An excellent reference point to help us better understand the trends on the African political landscape is the Pan-African Congress movement (PAC) of W.E.B Du Bois who hosted 4 congresses between 1919 and 1921 in Europe. In 1945, the fifth PAC was held in England, organised by trade unionists and radical African nationalist students. Present as students were Kwame Nkrumah of Ghana and Jomo Kenyatta of Kenya, both became the first presidents of their independent countries.
Ghana achieved independence in 1957, it is the first country that achieved independence from colonial rule in Africa, in 1958 the All-African People’s Congress was convened in Accra, this was the first Pan-African meeting on African Soil. The conference in Ghana was attended by Frantz Fanon of Algeria and Patrice Lumumba of Congo.
In the 1961 United Nations General Assembly, the-then Ethiopian Foreign Minister, Ketema Yifru, proposed the creation of regional organisation of African States and he also voiced Ethiopia’s commitment to the total eradication of colonialism from the continent.
These are key diplomatic occurrences that contributed towards the establishment of the AU.
AU is highest intracontinental forum we have, despite the shortcomings, it represents the hopes and visions of the people.
It is better to have the skeleton of a dream than to be completely without foundations that give directions and building blocks. This is the part where I am supposed to elaborate on the enemies of African Unity: neocolonialism, economic imperialism, the Washington consensus, the bretton woods institutions and structural adjustment programmes and all that African political economy theory stuff but hopefully this essay has inspired you to do some private research on Pan-African political philosophy.
We understand the affects of donor funded, externally instigated, military coups on the decolonisation process, and how political instability that benefits international capitalist class, have delayed the economic and social coordination, integration and unity of the African continent. There is declassified files that prove the involvement of western government agencies in the fueling of dissidence and teleguiding regime change in Africa. Wikileaks has provided such evidence.
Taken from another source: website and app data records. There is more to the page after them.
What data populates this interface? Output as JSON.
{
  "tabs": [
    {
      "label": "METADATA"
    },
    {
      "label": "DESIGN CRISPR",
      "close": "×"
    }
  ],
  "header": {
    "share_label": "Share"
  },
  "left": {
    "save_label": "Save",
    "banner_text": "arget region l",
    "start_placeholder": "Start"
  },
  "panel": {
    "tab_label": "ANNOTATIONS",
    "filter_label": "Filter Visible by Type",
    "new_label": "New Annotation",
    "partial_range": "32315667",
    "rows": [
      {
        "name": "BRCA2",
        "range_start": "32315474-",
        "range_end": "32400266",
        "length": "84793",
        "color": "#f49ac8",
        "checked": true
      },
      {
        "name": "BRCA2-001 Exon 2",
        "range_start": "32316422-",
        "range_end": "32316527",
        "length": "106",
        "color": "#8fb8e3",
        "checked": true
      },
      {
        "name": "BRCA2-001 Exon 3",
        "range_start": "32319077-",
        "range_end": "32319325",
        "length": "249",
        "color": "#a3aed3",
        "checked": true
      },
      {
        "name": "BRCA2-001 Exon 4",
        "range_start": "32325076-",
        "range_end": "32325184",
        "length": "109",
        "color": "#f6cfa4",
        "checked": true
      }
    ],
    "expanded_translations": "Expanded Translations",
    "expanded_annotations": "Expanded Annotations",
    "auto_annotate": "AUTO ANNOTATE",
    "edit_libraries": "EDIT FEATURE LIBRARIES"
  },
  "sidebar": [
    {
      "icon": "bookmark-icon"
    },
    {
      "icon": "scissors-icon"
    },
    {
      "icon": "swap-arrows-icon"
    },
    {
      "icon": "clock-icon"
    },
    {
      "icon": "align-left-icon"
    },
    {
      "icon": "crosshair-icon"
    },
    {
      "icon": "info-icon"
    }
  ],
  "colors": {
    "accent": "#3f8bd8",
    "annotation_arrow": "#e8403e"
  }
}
As Pan-Africanist thinkers and doers we must be conscious of these realities when working in the international development field, whether we work in private, public or non-profit sector.
In 2015, under the chairmanship of President R.G Mugabe, the AU adopted Agenda 2063, it is a policy framework that articulates the political and economic vision of the AU.
As agents of the African Renaissance it is our duty to mainstream Agenda 2063 and commit ourselves to achieving the 7 Aspirations as outlined: (1) A prosperous Africa based on inclusive growth and sustainable development. (2) An integrated continent, politically united and based on the ideals of Pan-Africanism and the vision of Africa’s Renaissance. (3) An Africa of good governance, democracy, respect for human rights, justice and the rule of law. (4) A peaceful and secure Africa. (5)An Africa with a strong cultural identity, common heritage, shared values and ethics. (6) An Africa whose development is people-driven, relying on the potential of African people, especially its women and youth, and caring for children. (7) Africa as a strong, united and influential global player and partner.
The performance of the AU must be viewed in a larger historical perspective.
As international institution belonging to Africa, the AU since inception has been tasked with reversing the historical trend of colonisation. There is a need for mass ideological orientation towards a Pan-African development paradigm that will accelerate the unification of Africa. Only by attempting to grasp the theoretical nitty-gritties will one see the bigger picture, otherwise we will continue to base our opinions on the shadows on the wall.
“Our objective is African union now. There is no time to waste. We must unite now or perish.”?—?Kwame Nkrumah”
Photo credit: iask Ideas